© 2022 KGOU
KGOU_Header_72dpi-01_0.jpg
News and Music for Oklahoma
Play Live Radio
Next Up:
0:00
0:00
Available On Air Stations

Barbed Wire Manufacturers Will Help Oklahoma Ranchers Keep Costs Down After Fires

This property in Woods County, Oklahoma, was one of many in the path of the March fire that spread from Oklahoma to Kansas.
Oklahoma Forestry Services
/
Facebook
This property in Woods County, Oklahoma, was one of many in the path of the March fire that spread from Oklahoma to Kansas.

A record-setting fire has burned about 400,000 acres in northern Oklahoma last week, and ranchers in the area may get some help with recovery.

One of the most expensive costs will be replacing barbed wire fences. It can cost several thousands of dollars per mile to replace a typical five-strand fence. A mile of barbed wire costs about $240, plus posts, delivery and labor.

Madill-based Oklahoma Steel and Wire told The Journal Record’s Brian Brus it plans to work with the Oklahoma Cattlemen’s Association to keep costs down:

“We don’t see this disaster as an opportunity to make money,” [Oklahoma Steel & Wire Sales Manager Lou] Richards said. “We want to help out and assist Oklahomans and maybe get some recognition for the brand … We’re still overcoming some people’s mental block that their grandpa may have used some other wire for years.” [Oklahoma Cattlemen’s Association executive vice president Michael] Kelsey said the company is working in collaboration with the OCA to time its efforts to coincide with government grants and insurance programs in order to maximize the benefits to producers. Richards said his company is an underdog in the barbed wire manufacturing industry because it’s only been around since 1979. Barbed wire has been used for agriculture since the mid-19th century. Barbed wire sales are steady and growing, Richards said, because land owners and producers are constantly subdividing and consolidating.

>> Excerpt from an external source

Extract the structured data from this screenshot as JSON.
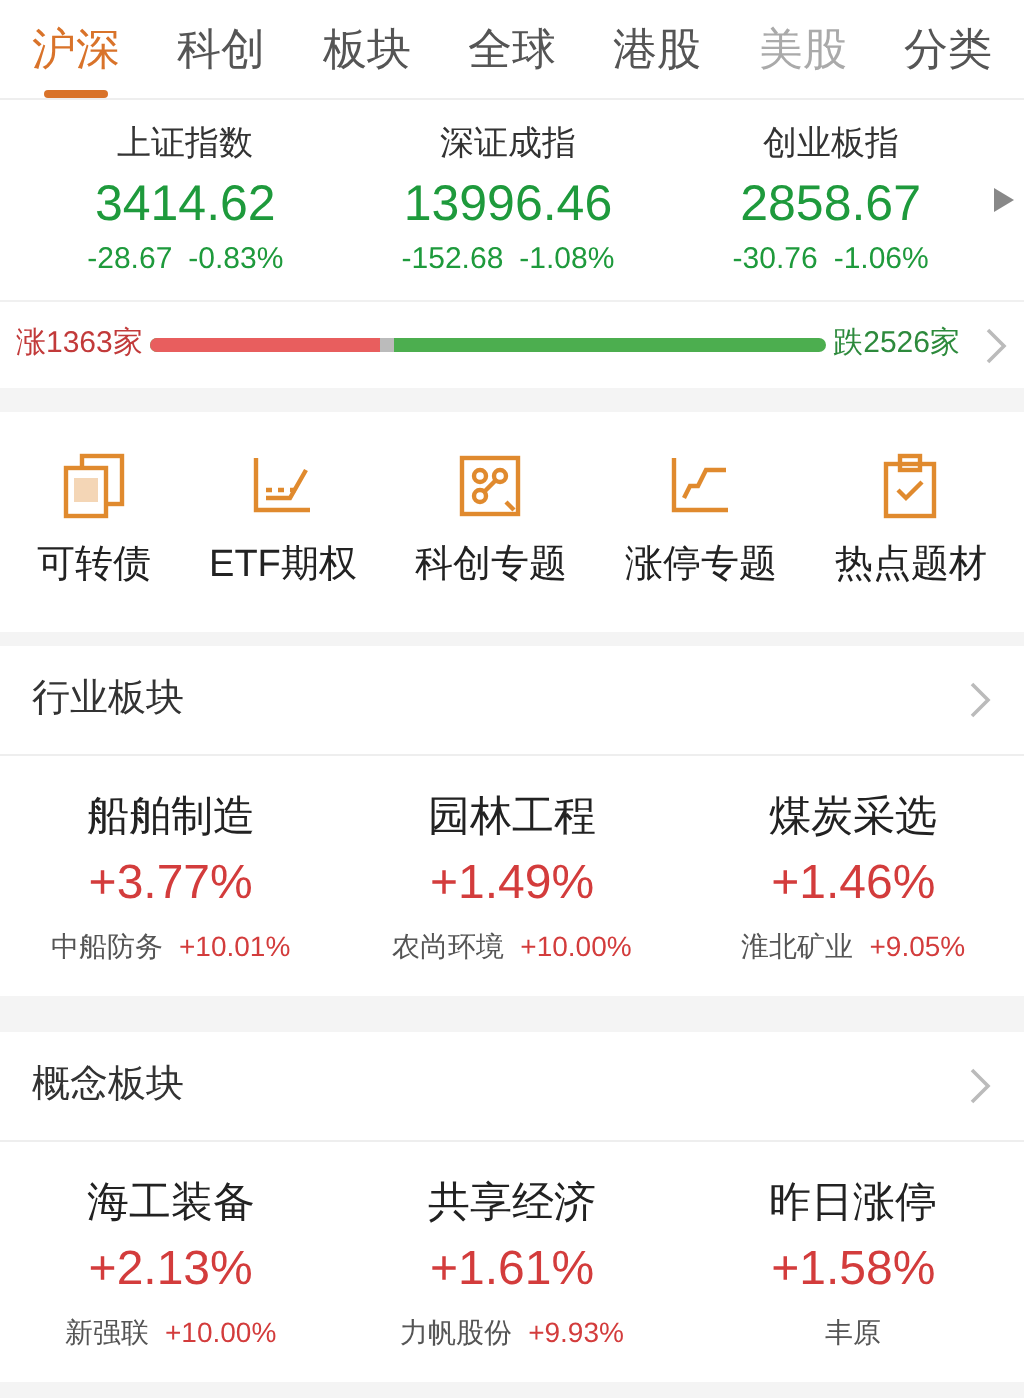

A good fence should last about 15 years, he said. Some of the damaged fencing may not need full replacement, but assessments across so many miles will be costly as well.

KGOU relies on voluntary contributions from readers and listeners to further its mission of public service to Oklahoma and beyond. To contribute to our efforts, make your donation online, or contact our Membership department.

More News
Support nonprofit, public service journalism you trust. Give now.